WHAT IS REQUIRED: The listing below should be reproduced exactly, with the pictures omitted.

RECORDS:
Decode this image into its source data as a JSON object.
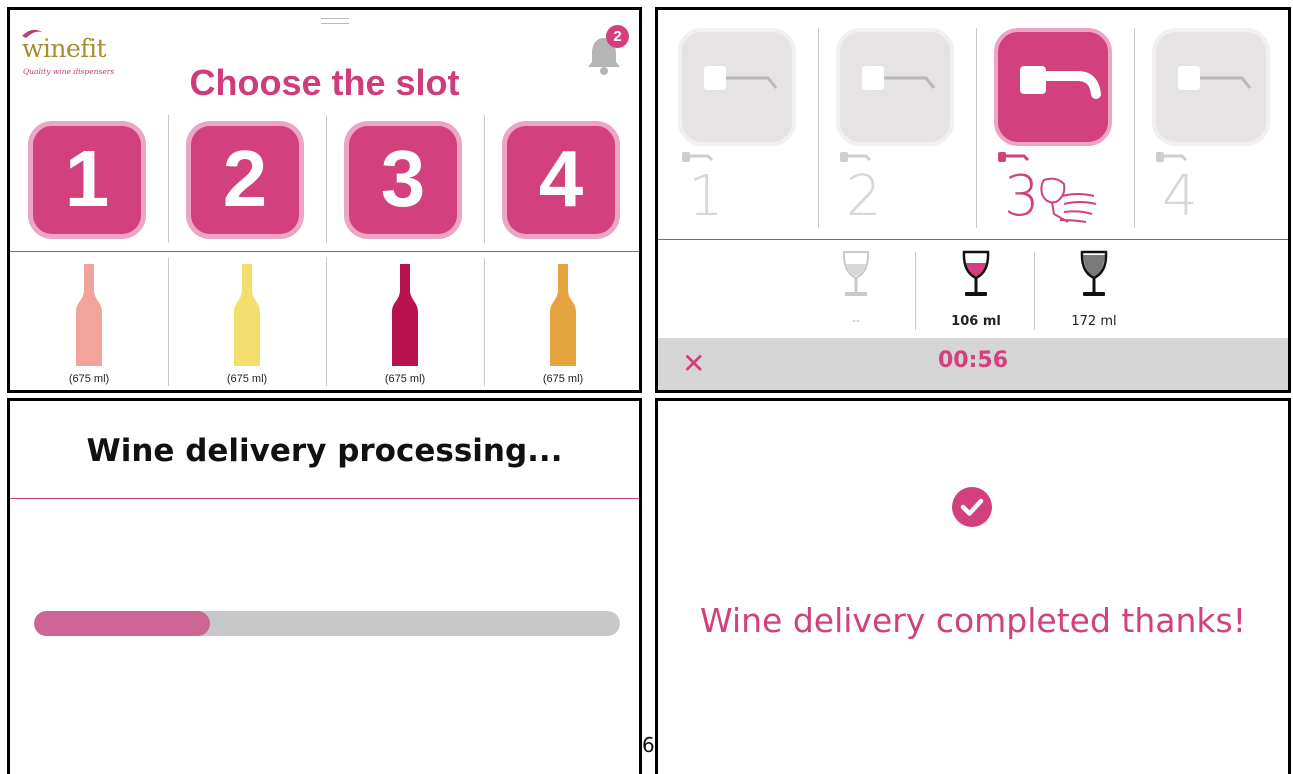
{
  "colors": {
    "accent": "#d2407d",
    "accent_light": "#eba6c6",
    "inactive_tile": "#e5e3e4",
    "footer_bar": "#d6d5d6",
    "progress_fill": "#cc6494",
    "progress_track": "#c8c8ca"
  },
  "choose_screen": {
    "logo_word": "winefit",
    "logo_tagline": "Quality wine dispensers",
    "notification_count": "2",
    "title": "Choose the slot",
    "slots": [
      {
        "number": "1",
        "bottle_label": "(675 ml)",
        "bottle_color": "#f2a49a"
      },
      {
        "number": "2",
        "bottle_label": "(675 ml)",
        "bottle_color": "#f4df6e"
      },
      {
        "number": "3",
        "bottle_label": "(675 ml)",
        "bottle_color": "#b8124f"
      },
      {
        "number": "4",
        "bottle_label": "(675 ml)",
        "bottle_color": "#e5a440"
      }
    ]
  },
  "dispense_screen": {
    "taps": [
      {
        "number": "1",
        "active": false
      },
      {
        "number": "2",
        "active": false
      },
      {
        "number": "3",
        "active": true
      },
      {
        "number": "4",
        "active": false
      }
    ],
    "glass_sizes": [
      {
        "label": "--",
        "state": "empty"
      },
      {
        "label": "106 ml",
        "state": "selected"
      },
      {
        "label": "172 ml",
        "state": "full"
      }
    ],
    "close_icon": "close-icon",
    "timer": "00:56"
  },
  "processing_screen": {
    "title": "Wine delivery processing...",
    "progress_fraction": 0.3,
    "stray_text": "6"
  },
  "completed_screen": {
    "icon": "check-circle-icon",
    "message": "Wine delivery completed thanks!"
  }
}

EXERCISE ANSWER:
Decode this image into its source data as a JSON object.
{
  "colors": {
    "accent": "#d2407d",
    "accent_light": "#eba6c6",
    "inactive_tile": "#e5e3e4",
    "footer_bar": "#d6d5d6",
    "progress_fill": "#cc6494",
    "progress_track": "#c8c8ca"
  },
  "choose_screen": {
    "logo_word": "winefit",
    "logo_tagline": "Quality wine dispensers",
    "notification_count": "2",
    "title": "Choose the slot",
    "slots": [
      {
        "number": "1",
        "bottle_label": "(675 ml)",
        "bottle_color": "#f2a49a"
      },
      {
        "number": "2",
        "bottle_label": "(675 ml)",
        "bottle_color": "#f4df6e"
      },
      {
        "number": "3",
        "bottle_label": "(675 ml)",
        "bottle_color": "#b8124f"
      },
      {
        "number": "4",
        "bottle_label": "(675 ml)",
        "bottle_color": "#e5a440"
      }
    ]
  },
  "dispense_screen": {
    "taps": [
      {
        "number": "1",
        "active": false
      },
      {
        "number": "2",
        "active": false
      },
      {
        "number": "3",
        "active": true
      },
      {
        "number": "4",
        "active": false
      }
    ],
    "glass_sizes": [
      {
        "label": "--",
        "state": "empty"
      },
      {
        "label": "106 ml",
        "state": "selected"
      },
      {
        "label": "172 ml",
        "state": "full"
      }
    ],
    "close_icon": "close-icon",
    "timer": "00:56"
  },
  "processing_screen": {
    "title": "Wine delivery processing...",
    "progress_fraction": 0.3,
    "stray_text": "6"
  },
  "completed_screen": {
    "icon": "check-circle-icon",
    "message": "Wine delivery completed thanks!"
  }
}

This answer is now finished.